━━━━━ RECORDS TO USE

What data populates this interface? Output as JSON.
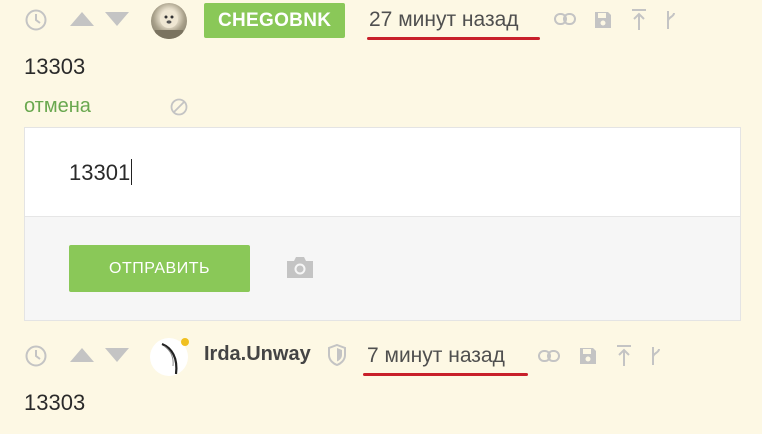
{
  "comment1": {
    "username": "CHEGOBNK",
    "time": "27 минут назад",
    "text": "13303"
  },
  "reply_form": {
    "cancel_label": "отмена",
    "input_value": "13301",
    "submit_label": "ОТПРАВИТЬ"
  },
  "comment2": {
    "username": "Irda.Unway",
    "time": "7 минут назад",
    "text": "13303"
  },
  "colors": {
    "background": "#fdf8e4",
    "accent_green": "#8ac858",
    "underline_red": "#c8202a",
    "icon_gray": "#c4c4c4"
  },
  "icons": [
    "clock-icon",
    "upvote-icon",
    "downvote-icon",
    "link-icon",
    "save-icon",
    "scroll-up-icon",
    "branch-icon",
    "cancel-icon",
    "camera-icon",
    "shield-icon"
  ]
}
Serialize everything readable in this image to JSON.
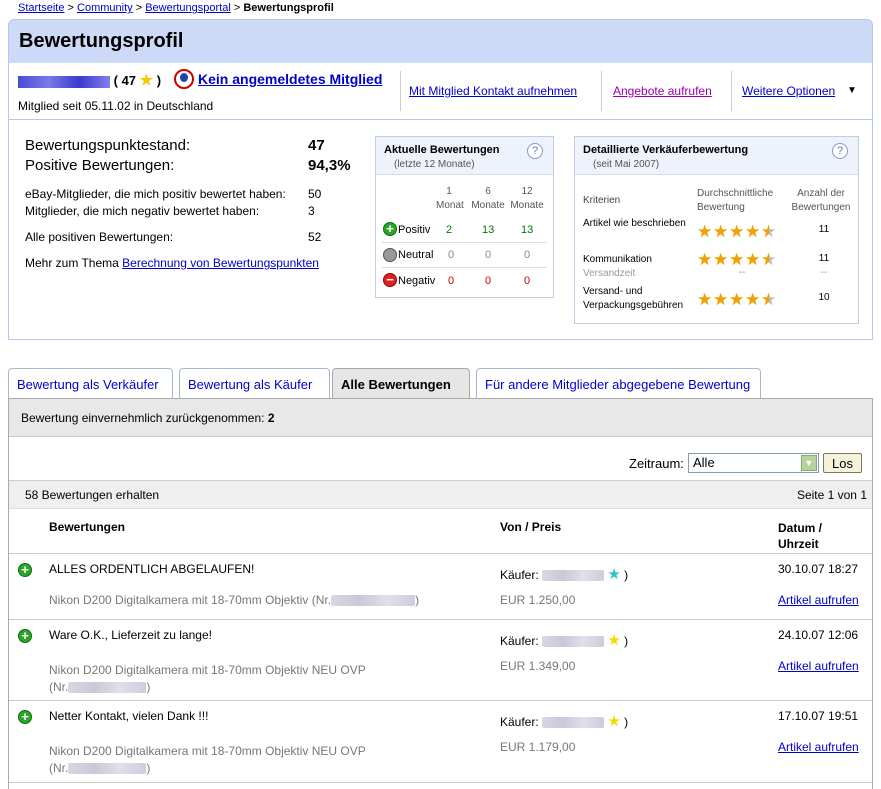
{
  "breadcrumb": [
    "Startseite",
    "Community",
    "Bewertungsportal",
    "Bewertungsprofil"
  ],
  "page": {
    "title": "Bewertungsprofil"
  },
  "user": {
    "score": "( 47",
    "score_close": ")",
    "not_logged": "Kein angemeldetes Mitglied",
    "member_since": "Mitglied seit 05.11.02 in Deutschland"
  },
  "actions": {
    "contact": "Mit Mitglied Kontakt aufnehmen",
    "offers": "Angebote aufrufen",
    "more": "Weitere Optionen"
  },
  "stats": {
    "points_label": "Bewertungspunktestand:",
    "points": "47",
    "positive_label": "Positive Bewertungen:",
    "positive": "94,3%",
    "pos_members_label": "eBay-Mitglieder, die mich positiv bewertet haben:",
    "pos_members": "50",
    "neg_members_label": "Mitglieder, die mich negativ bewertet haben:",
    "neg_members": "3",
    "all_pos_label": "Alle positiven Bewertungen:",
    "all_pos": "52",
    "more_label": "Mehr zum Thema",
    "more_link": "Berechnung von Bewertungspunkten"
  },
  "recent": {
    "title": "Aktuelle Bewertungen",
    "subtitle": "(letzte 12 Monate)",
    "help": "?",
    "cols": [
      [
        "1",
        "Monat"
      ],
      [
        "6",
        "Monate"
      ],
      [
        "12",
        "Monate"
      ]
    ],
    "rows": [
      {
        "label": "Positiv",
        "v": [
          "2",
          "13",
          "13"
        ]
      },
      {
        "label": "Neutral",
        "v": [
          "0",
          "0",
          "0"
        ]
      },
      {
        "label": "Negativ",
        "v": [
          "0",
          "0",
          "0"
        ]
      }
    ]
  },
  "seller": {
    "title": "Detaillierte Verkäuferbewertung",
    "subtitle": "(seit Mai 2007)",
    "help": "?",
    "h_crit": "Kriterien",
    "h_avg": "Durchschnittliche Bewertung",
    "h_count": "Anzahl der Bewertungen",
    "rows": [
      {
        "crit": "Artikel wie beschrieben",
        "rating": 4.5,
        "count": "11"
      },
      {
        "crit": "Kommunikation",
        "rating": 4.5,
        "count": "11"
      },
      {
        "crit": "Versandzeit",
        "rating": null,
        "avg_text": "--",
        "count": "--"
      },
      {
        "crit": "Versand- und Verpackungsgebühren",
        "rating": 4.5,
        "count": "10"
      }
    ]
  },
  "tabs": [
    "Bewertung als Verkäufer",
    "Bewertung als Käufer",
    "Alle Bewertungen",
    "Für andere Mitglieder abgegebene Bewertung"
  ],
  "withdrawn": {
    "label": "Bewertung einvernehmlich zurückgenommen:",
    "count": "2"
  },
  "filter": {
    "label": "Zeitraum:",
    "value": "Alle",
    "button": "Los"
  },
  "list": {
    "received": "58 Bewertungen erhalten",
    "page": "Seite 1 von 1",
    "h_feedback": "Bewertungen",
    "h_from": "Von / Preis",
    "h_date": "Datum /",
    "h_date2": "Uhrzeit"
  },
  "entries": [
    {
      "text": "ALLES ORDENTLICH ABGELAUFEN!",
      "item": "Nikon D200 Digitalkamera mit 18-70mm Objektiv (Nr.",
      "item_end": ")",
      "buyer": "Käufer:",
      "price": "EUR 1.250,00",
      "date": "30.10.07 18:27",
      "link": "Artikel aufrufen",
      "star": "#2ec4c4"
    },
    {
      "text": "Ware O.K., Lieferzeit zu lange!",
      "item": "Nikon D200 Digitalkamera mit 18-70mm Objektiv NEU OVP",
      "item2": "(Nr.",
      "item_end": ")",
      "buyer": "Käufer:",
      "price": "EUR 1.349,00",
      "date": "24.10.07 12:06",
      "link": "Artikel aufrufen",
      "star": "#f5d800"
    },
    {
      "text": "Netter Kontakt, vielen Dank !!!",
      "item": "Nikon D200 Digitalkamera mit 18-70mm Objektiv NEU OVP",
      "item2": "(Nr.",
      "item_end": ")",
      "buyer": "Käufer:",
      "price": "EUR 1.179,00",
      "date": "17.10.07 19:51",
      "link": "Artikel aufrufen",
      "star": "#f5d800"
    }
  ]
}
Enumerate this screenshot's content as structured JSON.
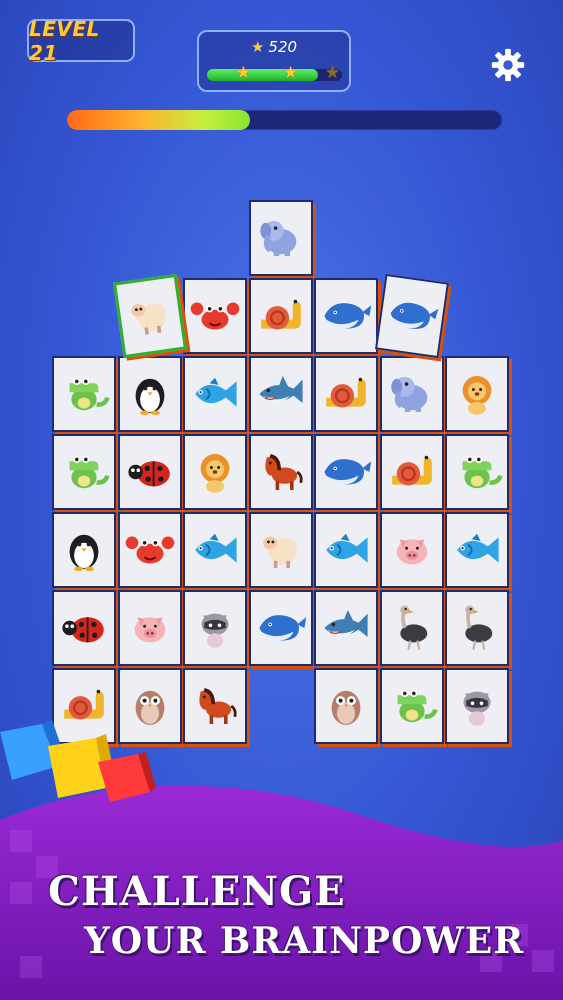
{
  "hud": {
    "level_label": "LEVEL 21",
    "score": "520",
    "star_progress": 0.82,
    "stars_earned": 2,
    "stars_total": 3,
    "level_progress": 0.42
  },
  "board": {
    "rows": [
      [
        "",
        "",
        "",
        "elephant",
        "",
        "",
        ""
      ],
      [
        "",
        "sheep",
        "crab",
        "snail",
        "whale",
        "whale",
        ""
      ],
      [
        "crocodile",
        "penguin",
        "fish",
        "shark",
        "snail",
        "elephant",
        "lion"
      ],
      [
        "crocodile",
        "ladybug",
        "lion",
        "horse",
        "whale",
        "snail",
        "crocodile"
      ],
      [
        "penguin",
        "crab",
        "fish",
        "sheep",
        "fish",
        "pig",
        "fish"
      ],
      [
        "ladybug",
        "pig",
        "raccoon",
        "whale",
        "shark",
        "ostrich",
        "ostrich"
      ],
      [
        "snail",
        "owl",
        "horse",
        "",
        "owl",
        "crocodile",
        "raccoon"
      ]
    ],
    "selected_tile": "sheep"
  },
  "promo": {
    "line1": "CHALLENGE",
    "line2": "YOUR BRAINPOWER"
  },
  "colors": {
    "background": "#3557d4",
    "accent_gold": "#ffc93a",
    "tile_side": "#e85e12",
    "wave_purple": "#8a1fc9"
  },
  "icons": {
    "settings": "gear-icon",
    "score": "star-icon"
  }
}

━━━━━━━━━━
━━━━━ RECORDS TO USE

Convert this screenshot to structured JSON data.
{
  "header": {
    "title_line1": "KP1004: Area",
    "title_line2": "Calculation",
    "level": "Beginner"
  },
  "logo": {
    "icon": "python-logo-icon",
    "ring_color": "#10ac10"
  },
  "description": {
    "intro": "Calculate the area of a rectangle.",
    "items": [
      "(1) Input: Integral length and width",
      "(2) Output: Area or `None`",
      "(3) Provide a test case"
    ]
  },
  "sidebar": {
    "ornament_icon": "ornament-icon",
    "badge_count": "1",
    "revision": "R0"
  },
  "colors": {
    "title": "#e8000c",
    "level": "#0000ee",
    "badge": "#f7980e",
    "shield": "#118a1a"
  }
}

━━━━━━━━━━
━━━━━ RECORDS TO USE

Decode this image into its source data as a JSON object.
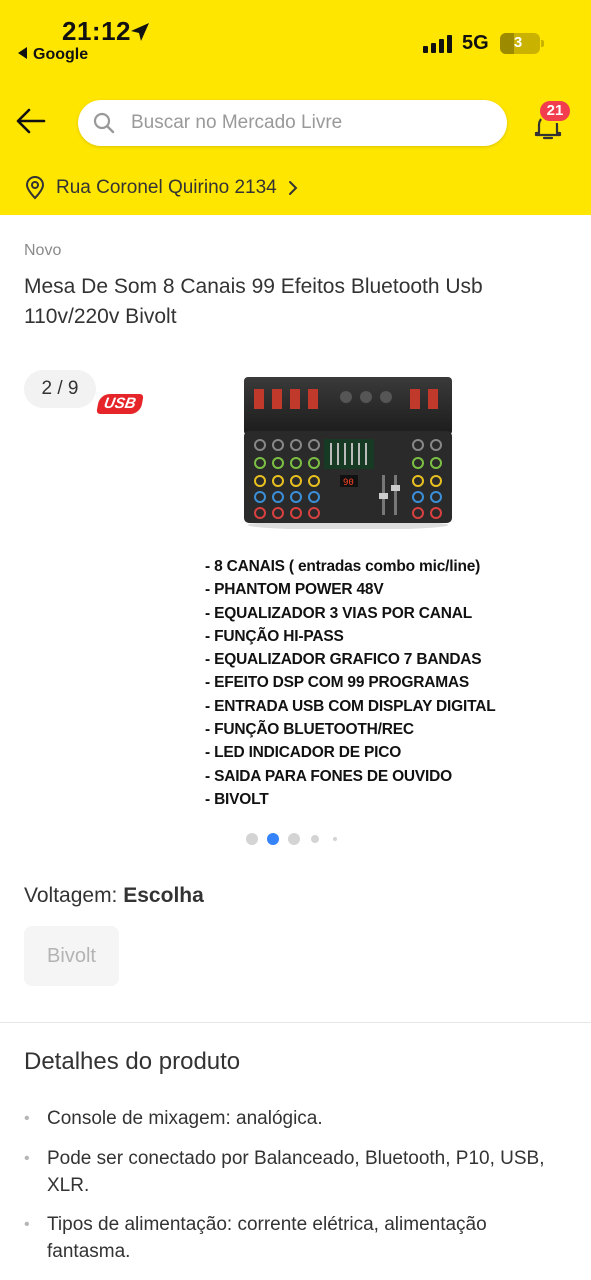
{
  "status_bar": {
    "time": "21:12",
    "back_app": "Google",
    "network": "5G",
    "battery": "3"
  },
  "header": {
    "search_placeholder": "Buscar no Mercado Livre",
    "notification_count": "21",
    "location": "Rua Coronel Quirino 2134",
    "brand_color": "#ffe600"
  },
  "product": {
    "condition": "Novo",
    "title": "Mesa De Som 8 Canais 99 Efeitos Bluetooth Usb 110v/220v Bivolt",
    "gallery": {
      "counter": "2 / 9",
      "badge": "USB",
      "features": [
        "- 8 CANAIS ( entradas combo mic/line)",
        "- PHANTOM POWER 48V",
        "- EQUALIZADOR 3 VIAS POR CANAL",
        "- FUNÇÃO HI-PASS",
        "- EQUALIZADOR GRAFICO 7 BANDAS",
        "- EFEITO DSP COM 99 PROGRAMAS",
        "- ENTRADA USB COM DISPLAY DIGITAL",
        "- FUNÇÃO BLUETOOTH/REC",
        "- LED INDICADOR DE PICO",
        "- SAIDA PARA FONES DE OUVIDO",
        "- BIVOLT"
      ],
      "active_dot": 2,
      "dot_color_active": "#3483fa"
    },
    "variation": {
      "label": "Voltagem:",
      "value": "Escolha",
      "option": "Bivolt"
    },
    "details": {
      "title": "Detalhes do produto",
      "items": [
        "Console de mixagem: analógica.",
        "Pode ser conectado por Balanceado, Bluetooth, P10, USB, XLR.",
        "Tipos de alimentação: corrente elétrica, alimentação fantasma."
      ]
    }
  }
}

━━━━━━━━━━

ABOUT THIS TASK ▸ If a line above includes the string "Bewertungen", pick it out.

RESPONSE AREA ▸
    "positive_label": "Positive Bewertungen:",
    "all_pos_label": "Alle positiven Bewertungen:",
    "title": "Aktuelle Bewertungen",
    "h_count": "Anzahl der Bewertungen",
    "Alle Bewertungen",
    "received": "58 Bewertungen erhalten",
    "h_feedback": "Bewertungen",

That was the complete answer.